Picture this: a small house with a low door surrounded by a tranquil garden. The inside of the house is sparsely decorated. The walls are a plain, neutral color, and an alcove towards the back of the room showcases a scroll hanging from the wall, a careful flower arrangement sitting in a small vase in front of it. The floor, except for a small, slightly depressed square, is covered with tatami mats. Within the square is a brazier and an iron kettle.
Guests begin to enter the tea house, removing their shoes and then bowing to step through the low doorway. They are greeted by the host, who wears a kimono and sits near the brazier. The guests take their seats, quietly kneeling on cushions in seiza while the host prepares tea.

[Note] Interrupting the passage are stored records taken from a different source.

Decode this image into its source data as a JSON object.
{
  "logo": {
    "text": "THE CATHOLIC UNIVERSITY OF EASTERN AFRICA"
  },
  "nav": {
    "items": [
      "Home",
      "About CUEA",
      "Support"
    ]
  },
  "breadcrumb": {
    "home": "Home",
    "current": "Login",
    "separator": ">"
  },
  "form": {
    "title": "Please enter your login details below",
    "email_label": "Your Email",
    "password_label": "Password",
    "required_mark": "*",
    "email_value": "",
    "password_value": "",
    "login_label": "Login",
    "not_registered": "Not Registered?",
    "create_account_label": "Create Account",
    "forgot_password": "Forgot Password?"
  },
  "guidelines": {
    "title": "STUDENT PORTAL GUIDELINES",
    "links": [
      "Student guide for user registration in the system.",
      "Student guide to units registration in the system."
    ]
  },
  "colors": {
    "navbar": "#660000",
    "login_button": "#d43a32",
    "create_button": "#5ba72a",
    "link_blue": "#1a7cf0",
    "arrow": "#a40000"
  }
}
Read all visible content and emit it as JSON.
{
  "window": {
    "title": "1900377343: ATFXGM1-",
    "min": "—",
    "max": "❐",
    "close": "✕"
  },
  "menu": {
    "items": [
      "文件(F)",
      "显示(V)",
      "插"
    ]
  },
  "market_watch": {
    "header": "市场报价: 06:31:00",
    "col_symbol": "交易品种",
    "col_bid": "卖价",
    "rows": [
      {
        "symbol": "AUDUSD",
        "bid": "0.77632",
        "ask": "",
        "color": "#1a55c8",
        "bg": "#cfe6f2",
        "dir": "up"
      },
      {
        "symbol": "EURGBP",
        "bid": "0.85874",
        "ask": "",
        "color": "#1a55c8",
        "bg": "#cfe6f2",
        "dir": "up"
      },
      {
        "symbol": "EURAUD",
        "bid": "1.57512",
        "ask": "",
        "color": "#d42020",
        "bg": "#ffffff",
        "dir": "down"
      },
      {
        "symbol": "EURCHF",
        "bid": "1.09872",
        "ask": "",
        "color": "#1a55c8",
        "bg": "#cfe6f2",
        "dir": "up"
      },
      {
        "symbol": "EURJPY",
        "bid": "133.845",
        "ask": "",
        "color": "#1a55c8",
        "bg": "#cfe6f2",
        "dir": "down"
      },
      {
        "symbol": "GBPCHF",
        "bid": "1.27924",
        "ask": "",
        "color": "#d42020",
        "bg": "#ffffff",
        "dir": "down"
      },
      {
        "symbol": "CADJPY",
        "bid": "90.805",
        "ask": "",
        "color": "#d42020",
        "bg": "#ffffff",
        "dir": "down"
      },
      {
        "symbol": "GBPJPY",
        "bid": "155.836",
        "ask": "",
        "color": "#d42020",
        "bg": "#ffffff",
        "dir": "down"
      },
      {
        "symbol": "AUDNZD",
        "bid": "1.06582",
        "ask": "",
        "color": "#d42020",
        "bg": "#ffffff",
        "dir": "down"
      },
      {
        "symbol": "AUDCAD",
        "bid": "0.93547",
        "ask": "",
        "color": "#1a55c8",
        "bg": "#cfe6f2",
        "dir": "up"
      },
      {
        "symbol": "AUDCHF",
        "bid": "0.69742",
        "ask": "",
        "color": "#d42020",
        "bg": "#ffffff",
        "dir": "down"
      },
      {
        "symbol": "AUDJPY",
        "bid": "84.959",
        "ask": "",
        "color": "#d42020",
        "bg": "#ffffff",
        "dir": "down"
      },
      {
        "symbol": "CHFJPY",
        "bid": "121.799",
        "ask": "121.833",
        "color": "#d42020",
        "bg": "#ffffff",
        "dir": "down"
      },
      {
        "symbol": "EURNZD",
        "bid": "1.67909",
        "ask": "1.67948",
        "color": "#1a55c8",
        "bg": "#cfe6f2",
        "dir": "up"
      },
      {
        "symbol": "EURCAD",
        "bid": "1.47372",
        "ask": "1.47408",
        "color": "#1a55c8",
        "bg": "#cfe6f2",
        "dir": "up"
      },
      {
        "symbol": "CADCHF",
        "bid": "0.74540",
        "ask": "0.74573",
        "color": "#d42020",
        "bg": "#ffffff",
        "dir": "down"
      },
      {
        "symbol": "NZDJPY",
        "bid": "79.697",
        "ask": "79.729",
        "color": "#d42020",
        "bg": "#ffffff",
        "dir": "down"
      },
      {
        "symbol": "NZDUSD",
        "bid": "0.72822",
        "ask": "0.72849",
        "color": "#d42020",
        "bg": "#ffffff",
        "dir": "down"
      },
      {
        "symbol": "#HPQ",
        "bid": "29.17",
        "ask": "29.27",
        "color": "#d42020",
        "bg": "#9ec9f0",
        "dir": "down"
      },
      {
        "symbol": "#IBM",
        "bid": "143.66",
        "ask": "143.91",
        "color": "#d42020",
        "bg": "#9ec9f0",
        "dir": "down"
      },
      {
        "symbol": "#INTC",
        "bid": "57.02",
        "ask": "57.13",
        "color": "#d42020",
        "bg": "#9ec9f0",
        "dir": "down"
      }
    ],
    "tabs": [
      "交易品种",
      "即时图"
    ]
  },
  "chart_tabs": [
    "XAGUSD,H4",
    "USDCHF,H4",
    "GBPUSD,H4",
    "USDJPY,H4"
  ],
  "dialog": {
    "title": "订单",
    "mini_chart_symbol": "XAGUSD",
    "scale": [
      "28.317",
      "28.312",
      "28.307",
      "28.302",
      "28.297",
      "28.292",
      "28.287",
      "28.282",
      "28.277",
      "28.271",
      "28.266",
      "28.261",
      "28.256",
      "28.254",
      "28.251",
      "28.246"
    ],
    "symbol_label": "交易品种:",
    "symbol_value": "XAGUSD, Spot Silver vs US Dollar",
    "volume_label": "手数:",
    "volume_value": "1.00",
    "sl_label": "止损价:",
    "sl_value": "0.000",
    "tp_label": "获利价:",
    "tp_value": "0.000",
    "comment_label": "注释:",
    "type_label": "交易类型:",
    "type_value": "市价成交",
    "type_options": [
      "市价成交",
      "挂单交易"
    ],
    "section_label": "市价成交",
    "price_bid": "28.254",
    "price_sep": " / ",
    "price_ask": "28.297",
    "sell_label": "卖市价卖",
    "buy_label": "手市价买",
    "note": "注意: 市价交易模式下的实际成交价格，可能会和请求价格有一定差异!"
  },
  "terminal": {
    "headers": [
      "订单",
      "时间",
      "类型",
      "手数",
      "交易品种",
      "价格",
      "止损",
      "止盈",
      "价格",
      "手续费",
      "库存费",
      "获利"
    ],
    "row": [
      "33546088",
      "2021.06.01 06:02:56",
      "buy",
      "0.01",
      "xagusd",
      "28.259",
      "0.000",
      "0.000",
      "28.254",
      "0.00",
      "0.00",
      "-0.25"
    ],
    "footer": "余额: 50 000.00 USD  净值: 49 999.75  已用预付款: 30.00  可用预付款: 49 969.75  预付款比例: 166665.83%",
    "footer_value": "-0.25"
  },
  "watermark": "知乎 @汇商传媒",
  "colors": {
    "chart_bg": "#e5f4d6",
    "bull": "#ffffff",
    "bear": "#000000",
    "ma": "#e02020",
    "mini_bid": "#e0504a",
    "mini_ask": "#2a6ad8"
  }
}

Everything about the host’s movements is carefully measured, and practiced to the point of perfection. Water boils, and is spooned out of the kettle and into a cup along with fresh matcha powder. The host whisks the contents of the cup until they are smooth, and carefully hands the cup to the first guest. The guest turns the cup around, 180 degrees and drinks the tea-- measured, graceful and appreciative. The guest then wipes the rim of the cup with a cloth before passing it along. Some wagashi sweets are served to the guests as a counterpart to the bitterness of the tea.